DATASET EXCERPTS:
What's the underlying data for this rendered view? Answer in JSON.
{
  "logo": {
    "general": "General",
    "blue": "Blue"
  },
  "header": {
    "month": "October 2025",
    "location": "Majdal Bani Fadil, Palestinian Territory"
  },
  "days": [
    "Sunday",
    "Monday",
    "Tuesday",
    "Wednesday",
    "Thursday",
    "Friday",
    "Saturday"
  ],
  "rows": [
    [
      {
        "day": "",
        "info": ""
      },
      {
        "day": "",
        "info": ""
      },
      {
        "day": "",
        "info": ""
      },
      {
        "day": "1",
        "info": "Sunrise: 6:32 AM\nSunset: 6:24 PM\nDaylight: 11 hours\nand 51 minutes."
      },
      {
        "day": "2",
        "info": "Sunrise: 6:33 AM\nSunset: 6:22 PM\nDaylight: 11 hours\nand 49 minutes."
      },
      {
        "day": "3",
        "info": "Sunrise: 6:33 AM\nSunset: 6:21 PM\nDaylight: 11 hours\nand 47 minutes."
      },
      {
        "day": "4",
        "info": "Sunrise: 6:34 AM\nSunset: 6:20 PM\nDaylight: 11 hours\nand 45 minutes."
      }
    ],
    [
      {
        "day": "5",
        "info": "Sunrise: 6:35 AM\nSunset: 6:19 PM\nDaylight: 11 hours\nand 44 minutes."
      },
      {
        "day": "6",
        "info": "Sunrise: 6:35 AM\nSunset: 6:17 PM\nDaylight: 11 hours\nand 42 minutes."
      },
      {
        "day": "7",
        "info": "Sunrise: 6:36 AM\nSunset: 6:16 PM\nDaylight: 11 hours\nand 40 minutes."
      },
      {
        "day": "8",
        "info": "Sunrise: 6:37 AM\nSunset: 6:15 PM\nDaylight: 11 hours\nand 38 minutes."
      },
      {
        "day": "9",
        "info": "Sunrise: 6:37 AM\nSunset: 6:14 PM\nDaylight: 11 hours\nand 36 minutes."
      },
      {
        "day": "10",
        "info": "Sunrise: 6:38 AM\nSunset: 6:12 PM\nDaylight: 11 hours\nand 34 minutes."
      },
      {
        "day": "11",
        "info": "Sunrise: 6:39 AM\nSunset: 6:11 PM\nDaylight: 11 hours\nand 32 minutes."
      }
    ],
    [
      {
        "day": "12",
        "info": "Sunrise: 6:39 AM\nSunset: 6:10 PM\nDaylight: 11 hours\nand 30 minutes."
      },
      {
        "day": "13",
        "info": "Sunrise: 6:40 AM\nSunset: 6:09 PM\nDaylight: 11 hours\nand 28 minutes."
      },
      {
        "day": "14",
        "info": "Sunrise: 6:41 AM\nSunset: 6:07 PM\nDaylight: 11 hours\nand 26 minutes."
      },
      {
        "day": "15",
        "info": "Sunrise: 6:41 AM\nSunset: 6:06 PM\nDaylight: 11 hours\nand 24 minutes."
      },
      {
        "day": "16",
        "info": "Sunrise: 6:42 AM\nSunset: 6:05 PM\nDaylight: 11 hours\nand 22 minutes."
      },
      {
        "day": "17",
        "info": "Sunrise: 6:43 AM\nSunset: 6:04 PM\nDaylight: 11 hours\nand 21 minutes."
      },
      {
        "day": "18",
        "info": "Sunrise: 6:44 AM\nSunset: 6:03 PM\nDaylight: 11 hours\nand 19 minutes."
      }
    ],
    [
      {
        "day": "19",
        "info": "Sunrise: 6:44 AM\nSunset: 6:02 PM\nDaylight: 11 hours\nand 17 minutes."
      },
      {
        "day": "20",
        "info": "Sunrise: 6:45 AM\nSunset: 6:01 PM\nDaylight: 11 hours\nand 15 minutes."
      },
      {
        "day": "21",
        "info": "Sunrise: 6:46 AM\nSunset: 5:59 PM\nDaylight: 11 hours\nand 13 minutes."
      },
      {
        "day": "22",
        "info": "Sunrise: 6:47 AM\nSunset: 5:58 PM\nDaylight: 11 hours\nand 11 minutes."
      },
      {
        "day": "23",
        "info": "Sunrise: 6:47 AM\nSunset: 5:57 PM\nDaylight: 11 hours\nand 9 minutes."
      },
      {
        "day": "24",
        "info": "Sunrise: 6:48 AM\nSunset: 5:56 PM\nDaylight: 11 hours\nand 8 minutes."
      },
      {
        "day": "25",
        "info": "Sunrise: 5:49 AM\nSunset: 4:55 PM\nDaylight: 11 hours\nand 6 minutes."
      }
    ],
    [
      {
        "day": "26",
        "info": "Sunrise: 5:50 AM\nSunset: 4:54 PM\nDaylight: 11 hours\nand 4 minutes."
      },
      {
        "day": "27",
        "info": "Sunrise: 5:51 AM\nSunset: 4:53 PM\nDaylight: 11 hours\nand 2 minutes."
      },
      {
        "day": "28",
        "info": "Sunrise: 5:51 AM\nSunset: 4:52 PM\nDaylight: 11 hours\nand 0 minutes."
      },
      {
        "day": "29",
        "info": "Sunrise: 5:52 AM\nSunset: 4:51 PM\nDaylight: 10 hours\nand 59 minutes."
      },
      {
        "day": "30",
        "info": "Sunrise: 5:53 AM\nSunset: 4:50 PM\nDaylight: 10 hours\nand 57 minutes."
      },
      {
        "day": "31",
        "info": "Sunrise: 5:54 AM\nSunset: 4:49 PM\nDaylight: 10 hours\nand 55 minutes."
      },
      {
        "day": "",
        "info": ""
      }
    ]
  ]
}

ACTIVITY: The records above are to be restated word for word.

SOLUTION:
What's the underlying data for this rendered view? Answer in JSON.
{
  "logo": {
    "general": "General",
    "blue": "Blue"
  },
  "header": {
    "month": "October 2025",
    "location": "Majdal Bani Fadil, Palestinian Territory"
  },
  "days": [
    "Sunday",
    "Monday",
    "Tuesday",
    "Wednesday",
    "Thursday",
    "Friday",
    "Saturday"
  ],
  "rows": [
    [
      {
        "day": "",
        "info": ""
      },
      {
        "day": "",
        "info": ""
      },
      {
        "day": "",
        "info": ""
      },
      {
        "day": "1",
        "info": "Sunrise: 6:32 AM\nSunset: 6:24 PM\nDaylight: 11 hours\nand 51 minutes."
      },
      {
        "day": "2",
        "info": "Sunrise: 6:33 AM\nSunset: 6:22 PM\nDaylight: 11 hours\nand 49 minutes."
      },
      {
        "day": "3",
        "info": "Sunrise: 6:33 AM\nSunset: 6:21 PM\nDaylight: 11 hours\nand 47 minutes."
      },
      {
        "day": "4",
        "info": "Sunrise: 6:34 AM\nSunset: 6:20 PM\nDaylight: 11 hours\nand 45 minutes."
      }
    ],
    [
      {
        "day": "5",
        "info": "Sunrise: 6:35 AM\nSunset: 6:19 PM\nDaylight: 11 hours\nand 44 minutes."
      },
      {
        "day": "6",
        "info": "Sunrise: 6:35 AM\nSunset: 6:17 PM\nDaylight: 11 hours\nand 42 minutes."
      },
      {
        "day": "7",
        "info": "Sunrise: 6:36 AM\nSunset: 6:16 PM\nDaylight: 11 hours\nand 40 minutes."
      },
      {
        "day": "8",
        "info": "Sunrise: 6:37 AM\nSunset: 6:15 PM\nDaylight: 11 hours\nand 38 minutes."
      },
      {
        "day": "9",
        "info": "Sunrise: 6:37 AM\nSunset: 6:14 PM\nDaylight: 11 hours\nand 36 minutes."
      },
      {
        "day": "10",
        "info": "Sunrise: 6:38 AM\nSunset: 6:12 PM\nDaylight: 11 hours\nand 34 minutes."
      },
      {
        "day": "11",
        "info": "Sunrise: 6:39 AM\nSunset: 6:11 PM\nDaylight: 11 hours\nand 32 minutes."
      }
    ],
    [
      {
        "day": "12",
        "info": "Sunrise: 6:39 AM\nSunset: 6:10 PM\nDaylight: 11 hours\nand 30 minutes."
      },
      {
        "day": "13",
        "info": "Sunrise: 6:40 AM\nSunset: 6:09 PM\nDaylight: 11 hours\nand 28 minutes."
      },
      {
        "day": "14",
        "info": "Sunrise: 6:41 AM\nSunset: 6:07 PM\nDaylight: 11 hours\nand 26 minutes."
      },
      {
        "day": "15",
        "info": "Sunrise: 6:41 AM\nSunset: 6:06 PM\nDaylight: 11 hours\nand 24 minutes."
      },
      {
        "day": "16",
        "info": "Sunrise: 6:42 AM\nSunset: 6:05 PM\nDaylight: 11 hours\nand 22 minutes."
      },
      {
        "day": "17",
        "info": "Sunrise: 6:43 AM\nSunset: 6:04 PM\nDaylight: 11 hours\nand 21 minutes."
      },
      {
        "day": "18",
        "info": "Sunrise: 6:44 AM\nSunset: 6:03 PM\nDaylight: 11 hours\nand 19 minutes."
      }
    ],
    [
      {
        "day": "19",
        "info": "Sunrise: 6:44 AM\nSunset: 6:02 PM\nDaylight: 11 hours\nand 17 minutes."
      },
      {
        "day": "20",
        "info": "Sunrise: 6:45 AM\nSunset: 6:01 PM\nDaylight: 11 hours\nand 15 minutes."
      },
      {
        "day": "21",
        "info": "Sunrise: 6:46 AM\nSunset: 5:59 PM\nDaylight: 11 hours\nand 13 minutes."
      },
      {
        "day": "22",
        "info": "Sunrise: 6:47 AM\nSunset: 5:58 PM\nDaylight: 11 hours\nand 11 minutes."
      },
      {
        "day": "23",
        "info": "Sunrise: 6:47 AM\nSunset: 5:57 PM\nDaylight: 11 hours\nand 9 minutes."
      },
      {
        "day": "24",
        "info": "Sunrise: 6:48 AM\nSunset: 5:56 PM\nDaylight: 11 hours\nand 8 minutes."
      },
      {
        "day": "25",
        "info": "Sunrise: 5:49 AM\nSunset: 4:55 PM\nDaylight: 11 hours\nand 6 minutes."
      }
    ],
    [
      {
        "day": "26",
        "info": "Sunrise: 5:50 AM\nSunset: 4:54 PM\nDaylight: 11 hours\nand 4 minutes."
      },
      {
        "day": "27",
        "info": "Sunrise: 5:51 AM\nSunset: 4:53 PM\nDaylight: 11 hours\nand 2 minutes."
      },
      {
        "day": "28",
        "info": "Sunrise: 5:51 AM\nSunset: 4:52 PM\nDaylight: 11 hours\nand 0 minutes."
      },
      {
        "day": "29",
        "info": "Sunrise: 5:52 AM\nSunset: 4:51 PM\nDaylight: 10 hours\nand 59 minutes."
      },
      {
        "day": "30",
        "info": "Sunrise: 5:53 AM\nSunset: 4:50 PM\nDaylight: 10 hours\nand 57 minutes."
      },
      {
        "day": "31",
        "info": "Sunrise: 5:54 AM\nSunset: 4:49 PM\nDaylight: 10 hours\nand 55 minutes."
      },
      {
        "day": "",
        "info": ""
      }
    ]
  ]
}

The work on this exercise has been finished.